Enactus seeks $31,000 in crowd funding to jump start Haitian project

enactus-project-stitch 

Enactus Memorial is raising money to kick-start
its involvement with Project Stich. In particular,
it wants to acquire a new production facility.

Dec. 10, 2013

Enactus Memorial has launched a crowd funding campaign to raise $31,000 for Project Stitch in Haiti.

“Crowd funding has been on our radar for quite some time, and we were waiting for the right project to really utilize this platform,” says Jonathan King, president of the student group. “We are always looking for the next innovative way to start a venture and crowd funding is a great way to raise money while generating buzz.”

Enactus Memorial joined forces with Project Stitch earlier this year. The community initiative was founded by medical professionals to help physically disabled Haitians undertake rehabilitation while learning sewing skills so that they can earn a living once they are released from the hospital. Enactus will help develop the business side of the project.

Crowd funding allows money to be raised by seeking small amounts of money from a large number of people rather than relying on corporate sponsors or government funds. Enactus Memorial wants to generate enough money to initiate a three-year strategic plan to attract participants, develop product lines and grow awareness of the group. They also hope to move into a new facility in the near future.

“The new facility is crucial for the production co-operative part of our program. So far, we have made do at our small facility in Hospital Bernard Mevs.
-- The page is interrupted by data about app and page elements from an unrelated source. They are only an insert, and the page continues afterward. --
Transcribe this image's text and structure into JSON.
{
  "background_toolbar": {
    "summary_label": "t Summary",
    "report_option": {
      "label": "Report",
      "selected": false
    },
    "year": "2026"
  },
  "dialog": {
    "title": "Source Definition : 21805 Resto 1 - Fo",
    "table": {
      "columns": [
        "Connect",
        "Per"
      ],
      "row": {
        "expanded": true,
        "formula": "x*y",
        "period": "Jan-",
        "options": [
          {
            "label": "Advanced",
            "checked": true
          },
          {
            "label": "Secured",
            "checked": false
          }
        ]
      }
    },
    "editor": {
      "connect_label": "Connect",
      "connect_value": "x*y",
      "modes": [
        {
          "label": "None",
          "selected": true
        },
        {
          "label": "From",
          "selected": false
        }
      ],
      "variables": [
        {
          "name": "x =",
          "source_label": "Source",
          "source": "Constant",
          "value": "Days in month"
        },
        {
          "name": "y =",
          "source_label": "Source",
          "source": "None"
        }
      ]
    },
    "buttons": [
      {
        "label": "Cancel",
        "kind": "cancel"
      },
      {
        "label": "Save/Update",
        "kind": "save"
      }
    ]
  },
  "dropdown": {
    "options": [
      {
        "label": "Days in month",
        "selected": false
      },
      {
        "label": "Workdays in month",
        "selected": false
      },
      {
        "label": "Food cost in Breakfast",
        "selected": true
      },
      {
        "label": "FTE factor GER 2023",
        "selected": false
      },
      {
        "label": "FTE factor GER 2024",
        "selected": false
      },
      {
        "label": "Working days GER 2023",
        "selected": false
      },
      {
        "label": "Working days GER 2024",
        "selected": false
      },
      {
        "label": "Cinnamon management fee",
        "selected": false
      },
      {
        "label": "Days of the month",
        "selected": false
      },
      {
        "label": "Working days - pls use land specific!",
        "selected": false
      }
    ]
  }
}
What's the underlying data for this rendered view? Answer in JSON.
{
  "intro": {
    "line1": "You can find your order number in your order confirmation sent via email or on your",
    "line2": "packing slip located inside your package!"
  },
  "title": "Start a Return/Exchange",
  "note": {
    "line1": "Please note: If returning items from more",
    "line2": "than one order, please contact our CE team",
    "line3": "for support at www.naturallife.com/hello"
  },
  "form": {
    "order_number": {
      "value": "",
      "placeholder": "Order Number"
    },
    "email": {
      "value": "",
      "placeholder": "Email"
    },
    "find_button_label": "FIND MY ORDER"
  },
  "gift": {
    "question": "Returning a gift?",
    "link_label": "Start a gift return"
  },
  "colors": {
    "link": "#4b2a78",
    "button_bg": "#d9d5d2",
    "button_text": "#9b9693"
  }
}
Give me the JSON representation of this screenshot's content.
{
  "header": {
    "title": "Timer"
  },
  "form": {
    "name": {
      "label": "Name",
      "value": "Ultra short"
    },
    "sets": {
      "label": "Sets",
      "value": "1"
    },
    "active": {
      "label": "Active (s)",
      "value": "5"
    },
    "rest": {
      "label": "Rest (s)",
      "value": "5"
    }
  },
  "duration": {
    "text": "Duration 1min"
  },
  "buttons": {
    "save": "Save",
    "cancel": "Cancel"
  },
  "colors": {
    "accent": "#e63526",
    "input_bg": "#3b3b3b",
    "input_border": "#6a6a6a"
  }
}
Unfortunately, this location is now at capacity and there are still hundreds of Haitians who need our help,” says Mr. King. “By acquiring a new production facility, we will be able to move our trained co-operative participants into a full space where they can continue production. This will also allow us to use our hospital facility to train new patients in a comfortable environment.”

Project Stitch’s first product line features men’s ties and consultations are underway with design schools in Canada to develop new product lines.

Describing the timelines within the three-year plan as aggressive, Mr. King says Enactus plans to do product testing of the ties in St. John’s this January and hopes to raise the $31,000 needed by February 2014.

“We do have a contingency plan if we can’t meet our goals, which involves holding training of new participants and increasing production of ties in the current facility. This would back our plans up to five years to get to national distribution and 50 participants but we are confident we could still achieve this level of success.”

Mr. King says the response to the crowd funding campaign to date has been positive with supporters coming from countries around the world.

To learn more about Enactus Memorial’s crowd funding campaign, click here: http://www.indiegogo.com/projects/project-stitch-haiti/x/5606092.

Enactus is an international non-profit organization that mobilizes university students to develop outreach projects that improve the quality of life and standard of living for people in need. To date, Enactus Memorial's community projects have helped start 50 businesses, create 62 jobs and generate over $1.6 million in revenue this year. Nearly 7,000 people have participated in and been directly affected by these projects.

This is Enactus Memorial’s first project outside Canadian borders.

Susan White-MacPherson